by Suzanne Roberts of Happy Eyes Photography
December 12, 2016
The Antelope Canyon had been on my bucket list for a while. A couple of years ago, I saw a very large print of the beautiful red canyon which intrigued me and I instantly knew I wanted to see it with my own eyes.
With a week off work, I thought it would be a great time to head to Arizona with a friend and do a photo trip! We flew into Phoenix and rented a car and hit the open road.
The Antelope Canyon is a slot canyon that is located on Navajo land a few minutes east of Page, Arizona. You cannot go into the Antelope Canyon on your own, you must go with a guide. We started with the Lower Antelope Canyon Tours and met Vernon T, a local who from the age of 5 has been involved in tours. He told us that his aunt told him "go show those people around" and apparently Navajo women don't take “no” for an answer!
We did the Photography tour ($44US per person) which allows tripods and more time to photograph inside the canyon. It was a short sandy walk to get into the canyon, and then the fun started! Vernon helped us with camera settings and showed us all the best spots to shoot and in which direction. I was thoroughly impressed with his knowledge on camera's and the ability to hold big groups of people off so that we should shoot in each spot for about 2 minutes without having people walk into the frame. I highly suggest bracketing each shot since the amount of contrast inside the canyon is very high. And set your white balance between Kelvin 4600 to 4700 to bring out the redness in the rock. Also, use mirror lock up to make sure you get sharp shots!
It was spectacular to say the least. This was my first time photographing anything like this and I was blown away by the textures, light and patterns on the rocks and the incredible colors. It was like being in another world! Hiking the Lower Antelope Canyon was tricky in places. There were some very tight spots and very steep ladders. I wouldn’t recommend it for grandma and grandpa!
The following day we did another photography tour, the Upper Antelope Canyon. This one was a bit more expensive then the lower, since it takes a while by vehicle to get there ($88US). The Upper Antelope Canyon is a bit darker then the Lower Antelope Canyon, so higher ISO was used due to the strict 2-minute shooting time in each spot. The Upper tour didn’t have any ladders and was a much easier walk to get through. Traffic in the Upper tour goes both directions making a bit tougher for the guides to hold off the crowds. I was equally impressed by the beauty of the Upper Antelope Canyon. The guides we had even threw up some sand in a spot to create a neat “sand waterfall” effect.

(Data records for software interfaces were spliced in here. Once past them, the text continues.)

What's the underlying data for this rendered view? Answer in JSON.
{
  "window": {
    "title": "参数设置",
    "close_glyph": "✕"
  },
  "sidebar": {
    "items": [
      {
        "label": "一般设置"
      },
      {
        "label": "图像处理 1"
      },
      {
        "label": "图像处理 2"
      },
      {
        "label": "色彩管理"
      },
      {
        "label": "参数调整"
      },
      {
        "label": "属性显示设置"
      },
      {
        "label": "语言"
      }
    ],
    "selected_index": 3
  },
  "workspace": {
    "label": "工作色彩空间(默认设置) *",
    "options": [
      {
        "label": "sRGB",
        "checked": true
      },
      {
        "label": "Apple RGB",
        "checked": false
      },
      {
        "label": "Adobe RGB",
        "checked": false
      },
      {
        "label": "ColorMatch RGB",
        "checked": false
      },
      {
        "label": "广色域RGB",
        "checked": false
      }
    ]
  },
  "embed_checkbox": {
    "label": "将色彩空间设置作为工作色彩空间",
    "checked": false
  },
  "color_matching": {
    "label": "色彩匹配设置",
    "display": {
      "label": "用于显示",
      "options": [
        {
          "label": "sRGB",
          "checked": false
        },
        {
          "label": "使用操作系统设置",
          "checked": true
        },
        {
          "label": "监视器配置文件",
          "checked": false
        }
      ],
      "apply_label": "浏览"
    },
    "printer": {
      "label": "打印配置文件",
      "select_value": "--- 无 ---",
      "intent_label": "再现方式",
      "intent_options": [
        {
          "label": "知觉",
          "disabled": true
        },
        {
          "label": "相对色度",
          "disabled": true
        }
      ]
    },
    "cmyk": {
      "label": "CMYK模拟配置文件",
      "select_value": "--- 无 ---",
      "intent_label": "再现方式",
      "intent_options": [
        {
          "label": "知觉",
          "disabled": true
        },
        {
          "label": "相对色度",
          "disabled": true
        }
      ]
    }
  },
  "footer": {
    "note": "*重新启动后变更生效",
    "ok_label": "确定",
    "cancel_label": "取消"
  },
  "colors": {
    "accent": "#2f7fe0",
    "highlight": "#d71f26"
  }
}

We did these tours in November, which is technically the “off-season” for the Antelope Canyon, but it was still very busy! We didn’t see any of the light rays inside the canyon, which can be visible in June or July. Rays or not, it was a spectacular sight and I would recommend visiting the Lower and Upper Antelope Canyon to anyone. Even if you aren’t into photography, it’s breathtaking and worth a visit!
While in Page, another beautiful spot to photograph is Horseshoe Bend. Horseshoe bend is a horse-shoe shaped canyon with the Colorado River running through it. From the parking lot, it is a short 30-minute walk to the cliffs.

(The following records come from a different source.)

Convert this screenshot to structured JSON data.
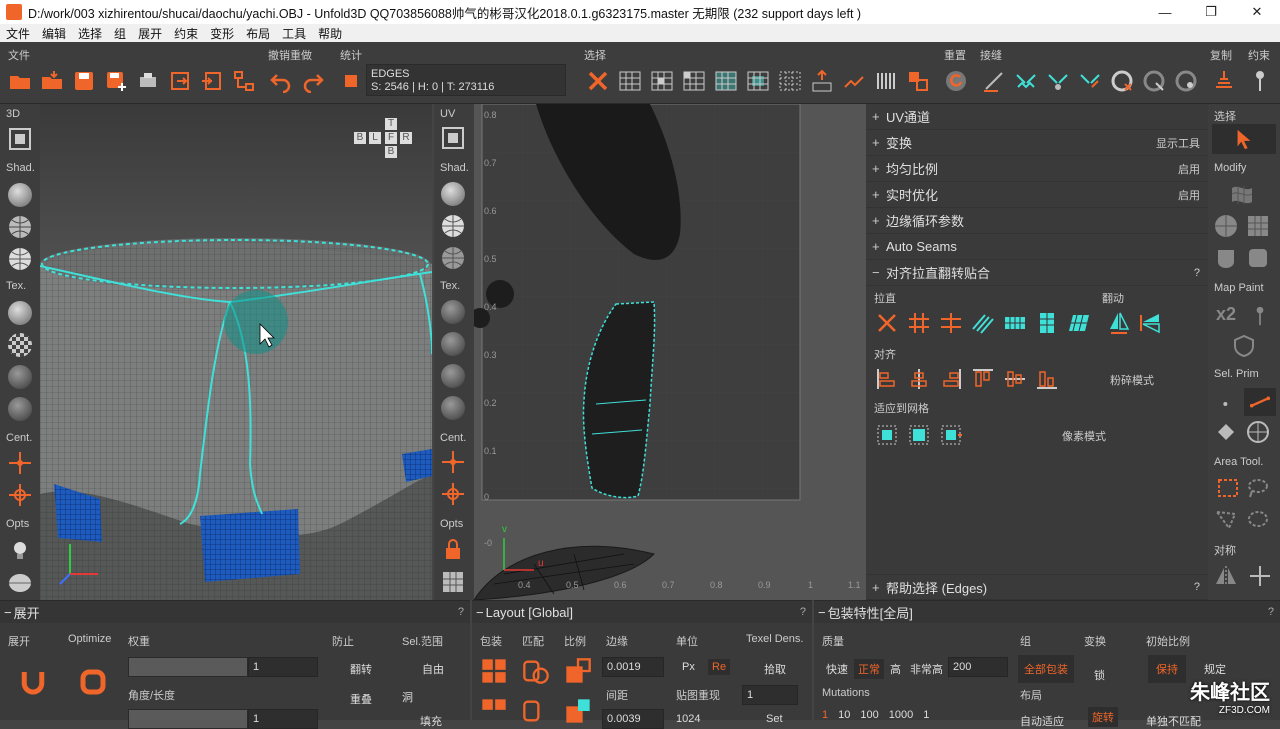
{
  "window": {
    "title": "D:/work/003 xizhirentou/shucai/daochu/yachi.OBJ - Unfold3D QQ703856088帅气的彬哥汉化2018.0.1.g6323175.master 无期限 (232 support days left )",
    "min": "—",
    "restore": "❐",
    "close": "✕"
  },
  "menu": [
    "文件",
    "编辑",
    "选择",
    "组",
    "展开",
    "约束",
    "变形",
    "布局",
    "工具",
    "帮助"
  ],
  "toolbar": {
    "groups": {
      "file": "文件",
      "undo": "撤销重做",
      "stats": "统计",
      "select": "选择",
      "reset": "重置",
      "stitch": "接缝",
      "copy": "复制",
      "constrain": "约束"
    },
    "info": {
      "mode": "EDGES",
      "stats": "S: 2546 | H: 0 | T: 273116"
    }
  },
  "left_strip": {
    "view": "3D",
    "shad": "Shad.",
    "tex": "Tex.",
    "cent": "Cent.",
    "opts": "Opts"
  },
  "uv_strip": {
    "view": "UV",
    "shad": "Shad.",
    "tex": "Tex.",
    "cent": "Cent.",
    "opts": "Opts"
  },
  "view_cube": {
    "top": "T",
    "b1": "B",
    "l": "L",
    "f": "F",
    "r": "R",
    "b2": "B"
  },
  "uv_ticks": {
    "y": [
      "0.8",
      "0.7",
      "0.6",
      "0.5",
      "0.4",
      "0.3",
      "0.2",
      "0.1",
      "0"
    ],
    "x": [
      "0.4",
      "0.5",
      "0.6",
      "0.7",
      "0.8",
      "0.9",
      "1",
      "1.1"
    ],
    "neg": "-0"
  },
  "axes": {
    "x": "u",
    "y": "v"
  },
  "props": {
    "sections": [
      {
        "label": "UV通道",
        "right": ""
      },
      {
        "label": "变换",
        "right": "显示工具"
      },
      {
        "label": "均匀比例",
        "right": "启用"
      },
      {
        "label": "实时优化",
        "right": "启用"
      },
      {
        "label": "边缘循环参数",
        "right": ""
      },
      {
        "label": "Auto Seams",
        "right": ""
      }
    ],
    "align_section": "对齐拉直翻转贴合",
    "straighten": "拉直",
    "flip": "翻动",
    "align": "对齐",
    "shatter": "粉碎模式",
    "fit_grid": "适应到网格",
    "pixel_mode": "像素模式",
    "help": "帮助选择 (Edges)",
    "q": "?"
  },
  "rcol": {
    "select": "选择",
    "modify": "Modify",
    "map_paint": "Map Paint",
    "x2": "x2",
    "sel_prim": "Sel. Prim",
    "area_tool": "Area Tool.",
    "symmetry": "对称"
  },
  "bottom": {
    "unfold": {
      "title": "展开",
      "labels": {
        "unfold": "展开",
        "optimize": "Optimize",
        "weight": "权重",
        "prevent": "防止",
        "sel_range": "Sel.范围",
        "angle": "角度/长度",
        "flip": "翻转",
        "free": "自由",
        "overlap": "重叠",
        "hole": "洞",
        "fill": "填充"
      },
      "weight_value": "1",
      "angle_value": "1"
    },
    "layout": {
      "title": "Layout [Global]",
      "labels": {
        "pack": "包装",
        "match": "匹配",
        "ratio": "比例",
        "margin": "边缘",
        "unit": "单位",
        "texel": "Texel Dens.",
        "spacing": "间距",
        "tile": "贴图重现",
        "px": "Px",
        "re": "Re",
        "pick": "拾取",
        "set": "Set"
      },
      "margin_value": "0.0019",
      "spacing_value": "0.0039",
      "tile_value": "1",
      "res_value": "1024"
    },
    "packing": {
      "title": "包装特性[全局]",
      "labels": {
        "quality": "质量",
        "group": "组",
        "transform": "变换",
        "init_scale": "初始比例",
        "fast": "快速",
        "normal": "正常",
        "high": "高",
        "very_high": "非常高",
        "mutations": "Mutations",
        "all_pack": "全部包装",
        "lock": "锁",
        "keep": "保持",
        "fixed": "规定",
        "layout": "布局",
        "auto_adapt": "自动适应",
        "rotate": "旋转",
        "no_unify": "单独不匹配"
      },
      "value": "200",
      "mut_values": [
        "1",
        "10",
        "100",
        "1000",
        "1"
      ]
    }
  },
  "watermark": {
    "main": "朱峰社区",
    "sub": "ZF3D.COM"
  },
  "colors": {
    "accent": "#f0652a",
    "seam": "#3fe0d8",
    "uv_selected": "#2b2b2b"
  }
}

This shot was taken just after sunset.
Suzanne is a hobbyist photographer living in Calgary. From a young age, she was fascinated by both cameras and nature. After moving from the Netherlands to Squamish, BC, Suzanne became increasingly passionate about nature and all of its beauty. It wasn’t long after that, she moved to Calgary and got her first digital camera. And the rest, as they say, is history.

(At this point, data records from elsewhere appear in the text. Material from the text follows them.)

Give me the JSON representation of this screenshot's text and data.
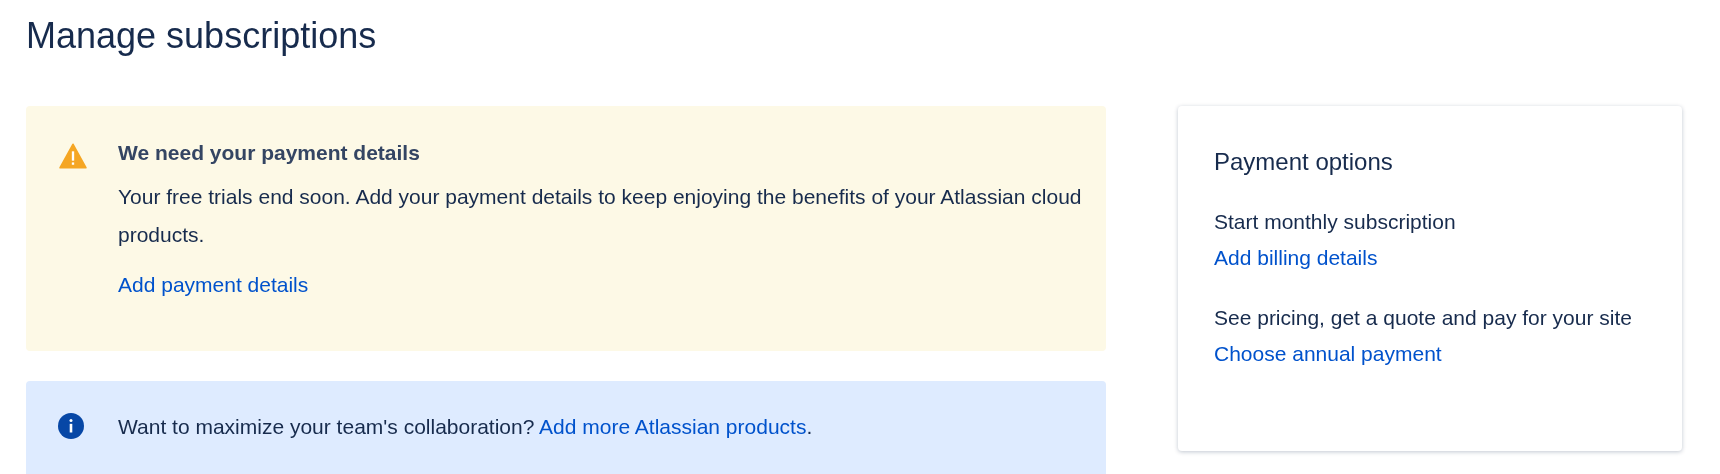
{
  "page_title": "Manage subscriptions",
  "warning": {
    "title": "We need your payment details",
    "message": "Your free trials end soon. Add your payment details to keep enjoying the benefits of your Atlassian cloud products.",
    "link": "Add payment details"
  },
  "info": {
    "message": "Want to maximize your team's collaboration?",
    "link": "Add more Atlassian products",
    "suffix": "."
  },
  "payment_options": {
    "title": "Payment options",
    "items": [
      {
        "text": "Start monthly subscription",
        "link": "Add billing details"
      },
      {
        "text": "See pricing, get a quote and pay for your site",
        "link": "Choose annual payment"
      }
    ]
  }
}
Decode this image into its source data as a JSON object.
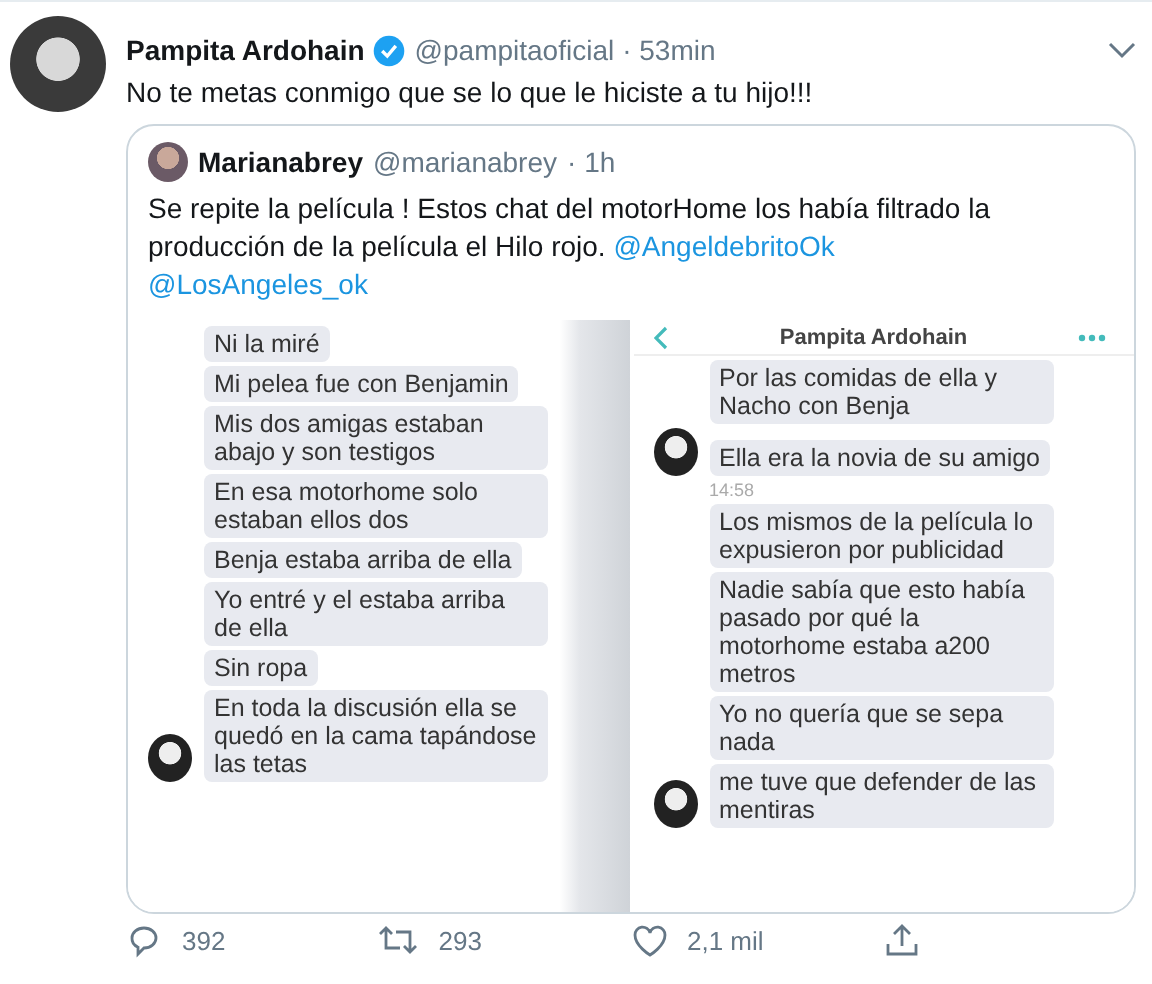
{
  "tweet": {
    "author": {
      "name": "Pampita Ardohain",
      "verified": true,
      "handle": "@pampitaoficial",
      "time": "· 53min"
    },
    "text": "No te metas conmigo que se lo que le hiciste a tu hijo!!!",
    "quote": {
      "author": {
        "name": "Marianabrey",
        "handle": "@marianabrey",
        "time": "· 1h"
      },
      "segments": [
        {
          "kind": "text",
          "text": "Se repite la película ! Estos chat del motorHome los había filtrado la producción de la película el Hilo rojo. "
        },
        {
          "kind": "mention",
          "text": "@AngeldebritoOk"
        },
        {
          "kind": "mention",
          "text": "@LosAngeles_ok"
        }
      ],
      "images": [
        {
          "messages": [
            {
              "kind": "bubble",
              "text": "Ni la miré",
              "avatar": false
            },
            {
              "kind": "bubble",
              "text": "Mi pelea fue con Benjamin",
              "avatar": false
            },
            {
              "kind": "bubble",
              "text": "Mis dos amigas estaban abajo y son testigos",
              "avatar": false
            },
            {
              "kind": "bubble",
              "text": "En esa motorhome solo estaban ellos dos",
              "avatar": false
            },
            {
              "kind": "bubble",
              "text": "Benja estaba arriba de ella",
              "avatar": false
            },
            {
              "kind": "bubble",
              "text": "Yo entré y el estaba arriba de ella",
              "avatar": false
            },
            {
              "kind": "bubble",
              "text": "Sin ropa",
              "avatar": false
            },
            {
              "kind": "bubble",
              "text": "En toda la discusión ella se quedó en la cama tapándose las tetas",
              "avatar": true
            }
          ]
        },
        {
          "header": {
            "title": "Pampita Ardohain"
          },
          "messages": [
            {
              "kind": "bubble",
              "text": "Por las comidas de ella y Nacho con Benja",
              "avatar": false
            },
            {
              "kind": "bubble",
              "text": "Ella era la novia de su amigo",
              "avatar": true
            },
            {
              "kind": "time",
              "text": "14:58"
            },
            {
              "kind": "bubble",
              "text": "Los mismos de la película lo expusieron por publicidad",
              "avatar": false
            },
            {
              "kind": "bubble",
              "text": "Nadie sabía que esto había pasado por qué la motorhome estaba a200 metros",
              "avatar": false
            },
            {
              "kind": "bubble",
              "text": "Yo no quería que se sepa nada",
              "avatar": false
            },
            {
              "kind": "bubble",
              "text": "me tuve que defender de las mentiras",
              "avatar": true
            }
          ]
        }
      ]
    },
    "actions": [
      {
        "kind": "reply",
        "count": "392"
      },
      {
        "kind": "retweet",
        "count": "293"
      },
      {
        "kind": "like",
        "count": "2,1 mil"
      },
      {
        "kind": "share"
      }
    ]
  }
}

Previous articles - My First Newfoundland Trip
Click on the buttons below and share this site with your friends